Weed control authority, Dr Stephen Moss urges growers to assess the grassweed status of their fields each summer to review and adapt their management in a thorough integrated way every season.
“Black-grass is clearly becoming an issue for growers wherever they are in the country,” he insisted. “What’s more, you can virtually guarantee a degree of resistance in all populations.
Italian rye-grass is even more problematic than black-grass in some parts of the UK; brome is an increasing threat; wild-oats should never be ignored and couch remains widespread.
“Both increasing herbicide resistance and a decreasing chemical armoury are adding to the grassweed challenge. Gone are the days when you could reliably control these threats with herbicides alone. Instead, you need to take advantage of every cultural and chemical control opportunity you have in a thoroughly integrated, systematic way, field by field.
“We know that the key to annual grassweeds is to prevent seed return. Numerous on-farm studies show the black-grass seedbank can be reduced by 74% a year by doing this. If black-grass has one weakness, it’s the relatively short persistence of its seeds in the soil. We need to capitalise on this vulnerability. Theoretically, we should be able to decrease weed levels by as much as 99.9% over a five year period.

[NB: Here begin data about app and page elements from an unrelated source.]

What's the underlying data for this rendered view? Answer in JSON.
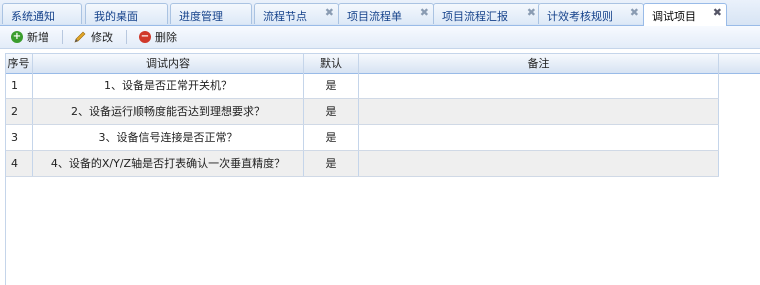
{
  "tabs": [
    {
      "label": "系统通知",
      "closable": false,
      "active": false
    },
    {
      "label": "我的桌面",
      "closable": false,
      "active": false
    },
    {
      "label": "进度管理",
      "closable": false,
      "active": false
    },
    {
      "label": "流程节点",
      "closable": true,
      "active": false
    },
    {
      "label": "项目流程单",
      "closable": true,
      "active": false
    },
    {
      "label": "项目流程汇报",
      "closable": true,
      "active": false
    },
    {
      "label": "计效考核规则",
      "closable": true,
      "active": false
    },
    {
      "label": "调试项目",
      "closable": true,
      "active": true
    }
  ],
  "tab_close_glyph": "✖",
  "toolbar": {
    "add_label": "新增",
    "edit_label": "修改",
    "delete_label": "删除"
  },
  "grid": {
    "columns": [
      "序号",
      "调试内容",
      "默认",
      "备注"
    ],
    "rows": [
      {
        "no": "1",
        "content": "1、设备是否正常开关机？",
        "default": "是",
        "note": ""
      },
      {
        "no": "2",
        "content": "2、设备运行顺畅度能否达到理想要求？",
        "default": "是",
        "note": ""
      },
      {
        "no": "3",
        "content": "3、设备信号连接是否正常？",
        "default": "是",
        "note": ""
      },
      {
        "no": "4",
        "content": "4、设备的X/Y/Z轴是否打表确认一次垂直精度？",
        "default": "是",
        "note": ""
      }
    ]
  },
  "colors": {
    "add_icon": "#3a9d2e",
    "delete_icon": "#d0392b",
    "header_border": "#99bbe8",
    "alt_row": "#efefef"
  },
  "icons": {
    "add": "plus-circle-icon",
    "edit": "pencil-icon",
    "delete": "minus-circle-icon"
  }
}
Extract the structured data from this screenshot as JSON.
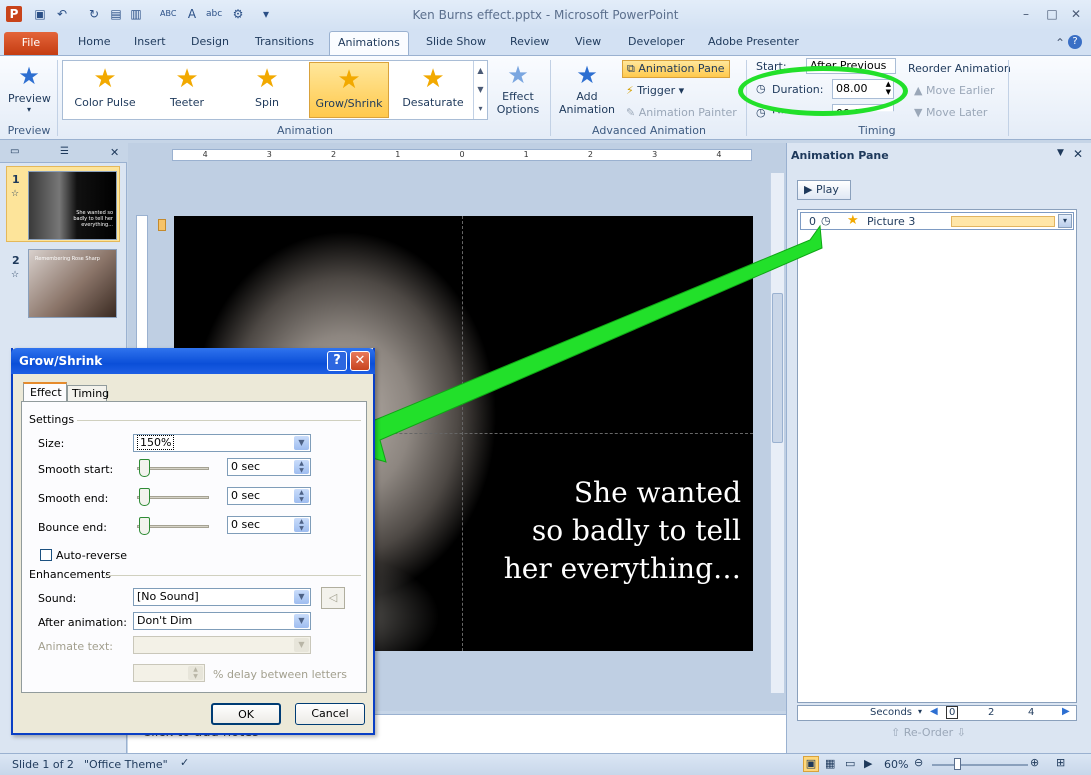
{
  "window": {
    "title": "Ken Burns effect.pptx - Microsoft PowerPoint"
  },
  "tabs": [
    "File",
    "Home",
    "Insert",
    "Design",
    "Transitions",
    "Animations",
    "Slide Show",
    "Review",
    "View",
    "Developer",
    "Adobe Presenter"
  ],
  "ribbon": {
    "preview": {
      "label": "Preview",
      "group": "Preview"
    },
    "animation_group": "Animation",
    "animations": [
      "Color Pulse",
      "Teeter",
      "Spin",
      "Grow/Shrink",
      "Desaturate"
    ],
    "effect_options": "Effect Options",
    "add_animation": "Add Animation",
    "animation_pane": "Animation Pane",
    "trigger": "Trigger",
    "animation_painter": "Animation Painter",
    "advanced_group": "Advanced Animation",
    "start_label": "Start:",
    "start_value": "After Previous",
    "duration_label": "Duration:",
    "duration_value": "08.00",
    "delay_label": "Delay:",
    "delay_value": "00.00",
    "reorder": "Reorder Animation",
    "move_earlier": "Move Earlier",
    "move_later": "Move Later",
    "timing_group": "Timing"
  },
  "ruler": [
    "4",
    "3",
    "2",
    "1",
    "0",
    "1",
    "2",
    "3",
    "4"
  ],
  "slides": [
    {
      "number": "1",
      "thumb_text": "She wanted so badly to tell her everything..."
    },
    {
      "number": "2",
      "thumb_text": "Remembering Rose Sharp"
    }
  ],
  "slide": {
    "lines": [
      "She wanted",
      "so badly to tell",
      "her everything…"
    ]
  },
  "notes": {
    "placeholder": "Click to add notes"
  },
  "animation_pane": {
    "title": "Animation Pane",
    "play": "Play",
    "item": {
      "index": "0",
      "name": "Picture 3"
    },
    "seconds": "Seconds",
    "timeline": [
      "0",
      "2",
      "4"
    ],
    "reorder": "Re-Order"
  },
  "dialog": {
    "title": "Grow/Shrink",
    "tabs": [
      "Effect",
      "Timing"
    ],
    "settings": "Settings",
    "size_label": "Size:",
    "size_value": "150%",
    "smooth_start_label": "Smooth start:",
    "smooth_start_value": "0 sec",
    "smooth_end_label": "Smooth end:",
    "smooth_end_value": "0 sec",
    "bounce_end_label": "Bounce end:",
    "bounce_end_value": "0 sec",
    "auto_reverse": "Auto-reverse",
    "enhancements": "Enhancements",
    "sound_label": "Sound:",
    "sound_value": "[No Sound]",
    "after_label": "After animation:",
    "after_value": "Don't Dim",
    "animate_text_label": "Animate text:",
    "delay_letters": "% delay between letters",
    "ok": "OK",
    "cancel": "Cancel"
  },
  "status": {
    "slide": "Slide 1 of 2",
    "theme": "\"Office Theme\"",
    "zoom": "60%"
  },
  "colors": {
    "highlight_green": "#22e02a",
    "accent_blue": "#0b4fd8"
  }
}
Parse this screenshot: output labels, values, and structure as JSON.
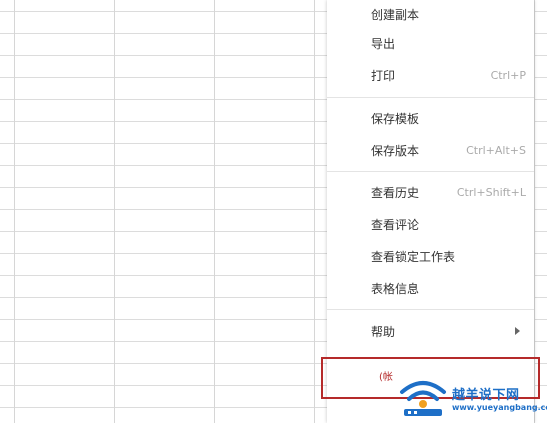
{
  "menu": {
    "items": [
      {
        "label": "创建副本",
        "shortcut": ""
      },
      {
        "label": "导出",
        "shortcut": ""
      },
      {
        "label": "打印",
        "shortcut": "Ctrl+P"
      },
      {
        "label": "保存模板",
        "shortcut": ""
      },
      {
        "label": "保存版本",
        "shortcut": "Ctrl+Alt+S"
      },
      {
        "label": "查看历史",
        "shortcut": "Ctrl+Shift+L"
      },
      {
        "label": "查看评论",
        "shortcut": ""
      },
      {
        "label": "查看锁定工作表",
        "shortcut": ""
      },
      {
        "label": "表格信息",
        "shortcut": ""
      },
      {
        "label": "帮助",
        "shortcut": ""
      }
    ],
    "highlight_label": "(帐"
  },
  "watermark": {
    "brand": "越羊说下网",
    "url": "www.yueyangbang.com"
  },
  "colors": {
    "highlight": "#b52a2a",
    "brand": "#1e6fc7"
  }
}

“Preventing seed return is easier said than done, though. It requires an understanding of the weeds involved, the discipline to keep up the pressure on them over several years and sufficient management flexibility to make the most of the full range of control tools available.”